For generations when one thought of Lunenburg they thought of a fishing town. Not a fishing town dotted with small crafts, but a port populated with large offshore vessels. A town that once boasted as the fishing capital of Canada.
Lunenburg, then called E’se’katik, meaning ‘place of clams’, was fished by Mi’kmaq for centuries. In 1753, the arrival of colonial settlers changed the landscape, bringing farmers, not fishers. Finding themselves in a coastal area, some turned to the sea for a livelihood.
Besides a moderate subsistence inshore fishery, the port of Lunenburg had a fleet of roughly ten fishing vessels which participated in the Labrador fishery. Each vessel left in early June with approximately ten crew. Upon arrival, the first task was to set out seine nets for bait. The method of fishing entailed a single, baited, hook and line fished from a smaller whale boat. This was a very labour-intensive fishery.
But that all changed after an experimental fishing trip by Captain Benjamin Anderson.

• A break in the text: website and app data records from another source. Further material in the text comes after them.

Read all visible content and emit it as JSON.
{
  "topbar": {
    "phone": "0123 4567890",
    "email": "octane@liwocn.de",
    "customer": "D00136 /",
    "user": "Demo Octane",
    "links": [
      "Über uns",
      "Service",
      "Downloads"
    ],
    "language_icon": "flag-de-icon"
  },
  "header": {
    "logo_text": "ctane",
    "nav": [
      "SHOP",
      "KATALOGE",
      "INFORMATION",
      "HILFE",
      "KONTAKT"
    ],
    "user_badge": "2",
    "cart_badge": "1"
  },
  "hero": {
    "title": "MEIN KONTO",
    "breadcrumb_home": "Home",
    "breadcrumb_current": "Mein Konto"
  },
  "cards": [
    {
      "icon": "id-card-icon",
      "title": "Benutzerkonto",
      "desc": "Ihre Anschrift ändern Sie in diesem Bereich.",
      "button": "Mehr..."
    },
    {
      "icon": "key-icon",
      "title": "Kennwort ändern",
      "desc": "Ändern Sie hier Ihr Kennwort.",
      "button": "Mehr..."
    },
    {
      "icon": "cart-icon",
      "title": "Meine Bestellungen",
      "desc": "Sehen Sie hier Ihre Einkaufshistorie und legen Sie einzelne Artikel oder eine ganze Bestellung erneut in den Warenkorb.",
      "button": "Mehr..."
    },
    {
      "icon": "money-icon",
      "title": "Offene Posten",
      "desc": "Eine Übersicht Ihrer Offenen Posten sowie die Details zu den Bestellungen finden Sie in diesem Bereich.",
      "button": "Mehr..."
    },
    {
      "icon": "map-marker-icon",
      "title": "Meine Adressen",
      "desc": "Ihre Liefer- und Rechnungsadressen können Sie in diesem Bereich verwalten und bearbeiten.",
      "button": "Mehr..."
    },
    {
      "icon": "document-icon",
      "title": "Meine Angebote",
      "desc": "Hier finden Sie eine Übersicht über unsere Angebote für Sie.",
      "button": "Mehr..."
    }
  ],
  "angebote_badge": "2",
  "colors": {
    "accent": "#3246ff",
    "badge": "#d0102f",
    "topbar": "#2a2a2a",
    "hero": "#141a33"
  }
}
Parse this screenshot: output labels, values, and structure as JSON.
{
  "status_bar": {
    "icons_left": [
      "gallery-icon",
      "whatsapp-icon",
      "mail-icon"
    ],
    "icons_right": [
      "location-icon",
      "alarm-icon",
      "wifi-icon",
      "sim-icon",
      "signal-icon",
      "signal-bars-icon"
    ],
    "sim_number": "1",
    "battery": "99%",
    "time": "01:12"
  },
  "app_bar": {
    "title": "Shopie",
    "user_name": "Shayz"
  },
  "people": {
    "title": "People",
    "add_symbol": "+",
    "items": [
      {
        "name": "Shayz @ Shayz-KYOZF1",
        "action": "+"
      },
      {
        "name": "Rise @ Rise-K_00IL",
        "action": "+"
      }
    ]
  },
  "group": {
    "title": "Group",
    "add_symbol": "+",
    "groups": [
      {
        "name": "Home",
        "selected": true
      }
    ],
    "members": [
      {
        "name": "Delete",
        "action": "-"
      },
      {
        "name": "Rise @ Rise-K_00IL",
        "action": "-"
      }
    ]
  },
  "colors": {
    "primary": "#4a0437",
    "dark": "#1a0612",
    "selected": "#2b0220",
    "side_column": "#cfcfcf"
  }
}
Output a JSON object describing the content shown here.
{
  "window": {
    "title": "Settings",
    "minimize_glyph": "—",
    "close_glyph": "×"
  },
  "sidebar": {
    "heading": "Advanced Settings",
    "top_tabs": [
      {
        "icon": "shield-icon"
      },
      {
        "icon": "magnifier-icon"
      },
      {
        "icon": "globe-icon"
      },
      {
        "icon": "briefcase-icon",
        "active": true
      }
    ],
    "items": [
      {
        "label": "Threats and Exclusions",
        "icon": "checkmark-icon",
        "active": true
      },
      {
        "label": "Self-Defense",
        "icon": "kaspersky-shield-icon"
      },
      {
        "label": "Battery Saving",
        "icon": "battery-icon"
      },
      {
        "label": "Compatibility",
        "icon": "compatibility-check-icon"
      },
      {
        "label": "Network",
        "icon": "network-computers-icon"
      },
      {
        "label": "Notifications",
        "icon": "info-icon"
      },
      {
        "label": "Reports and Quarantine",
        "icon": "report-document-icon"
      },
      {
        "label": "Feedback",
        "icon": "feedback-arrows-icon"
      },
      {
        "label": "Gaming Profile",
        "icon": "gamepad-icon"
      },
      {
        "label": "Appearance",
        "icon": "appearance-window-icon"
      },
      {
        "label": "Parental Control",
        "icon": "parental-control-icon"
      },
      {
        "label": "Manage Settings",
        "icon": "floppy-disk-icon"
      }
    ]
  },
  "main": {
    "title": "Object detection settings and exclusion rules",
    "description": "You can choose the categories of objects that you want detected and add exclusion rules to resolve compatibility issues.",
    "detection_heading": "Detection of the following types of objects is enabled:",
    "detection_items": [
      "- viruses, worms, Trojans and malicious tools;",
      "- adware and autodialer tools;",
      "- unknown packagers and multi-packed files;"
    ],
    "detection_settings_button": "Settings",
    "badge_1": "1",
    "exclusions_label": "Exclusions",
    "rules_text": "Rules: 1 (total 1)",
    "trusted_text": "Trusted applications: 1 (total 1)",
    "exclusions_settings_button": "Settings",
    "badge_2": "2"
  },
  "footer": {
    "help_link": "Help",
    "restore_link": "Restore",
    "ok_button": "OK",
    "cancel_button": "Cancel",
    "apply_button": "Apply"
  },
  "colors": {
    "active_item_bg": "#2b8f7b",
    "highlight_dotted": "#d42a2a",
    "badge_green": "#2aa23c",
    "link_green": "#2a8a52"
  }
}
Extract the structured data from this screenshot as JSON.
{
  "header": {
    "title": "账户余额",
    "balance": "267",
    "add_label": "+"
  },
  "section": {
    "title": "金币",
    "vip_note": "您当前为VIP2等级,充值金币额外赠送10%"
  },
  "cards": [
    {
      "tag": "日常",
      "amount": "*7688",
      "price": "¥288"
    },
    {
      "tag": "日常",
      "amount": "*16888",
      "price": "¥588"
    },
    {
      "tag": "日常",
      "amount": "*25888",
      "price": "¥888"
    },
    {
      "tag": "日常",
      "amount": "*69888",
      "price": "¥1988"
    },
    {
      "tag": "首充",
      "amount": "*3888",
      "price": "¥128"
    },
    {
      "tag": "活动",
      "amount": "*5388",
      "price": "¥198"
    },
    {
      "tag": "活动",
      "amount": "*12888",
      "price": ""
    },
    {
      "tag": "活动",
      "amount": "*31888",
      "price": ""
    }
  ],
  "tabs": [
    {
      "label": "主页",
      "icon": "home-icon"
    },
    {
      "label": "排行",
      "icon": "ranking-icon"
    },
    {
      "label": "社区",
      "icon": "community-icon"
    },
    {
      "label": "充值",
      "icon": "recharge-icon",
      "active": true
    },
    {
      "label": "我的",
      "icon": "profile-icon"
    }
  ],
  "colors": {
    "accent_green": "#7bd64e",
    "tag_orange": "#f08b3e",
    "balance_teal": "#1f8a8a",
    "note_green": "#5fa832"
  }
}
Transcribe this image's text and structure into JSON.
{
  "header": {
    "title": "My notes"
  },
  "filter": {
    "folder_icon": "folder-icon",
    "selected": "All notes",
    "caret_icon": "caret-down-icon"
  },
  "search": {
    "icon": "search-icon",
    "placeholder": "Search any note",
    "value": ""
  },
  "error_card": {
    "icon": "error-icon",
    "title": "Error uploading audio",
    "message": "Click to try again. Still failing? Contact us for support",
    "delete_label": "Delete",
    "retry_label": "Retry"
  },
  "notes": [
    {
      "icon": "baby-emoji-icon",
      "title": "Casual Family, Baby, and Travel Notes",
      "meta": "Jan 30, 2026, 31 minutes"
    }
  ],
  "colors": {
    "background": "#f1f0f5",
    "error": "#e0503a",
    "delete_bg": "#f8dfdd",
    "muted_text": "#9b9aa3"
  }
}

He envisioned a method of longline double dory fishing, believing it far more lucrative and much less laborious, and in 1873, on a trip to Western Bank aboard Dielytris, he gambled on that vision. Captain Anderson knew his crew were taking a risk, so he guaranteed them the equivalent earnings of a Labrador trip.
Captain Anderson and his crew returned to Lunenburg with a boat load of fish; the gamble paid off! In 1874, four other schooners joined Captain Anderson and his crew in this way of fishing. 1875 saw ten schooners, 1888 sixty, and by the turn of the century over one hundred schooners were using this method. All of this happened due to the determination, ingenuity, and skill of Captain Benjamin Anderson and his crew – bravo!
Curator of Interpretation: Hilda Russell
Fisheries Museum of the Atlantic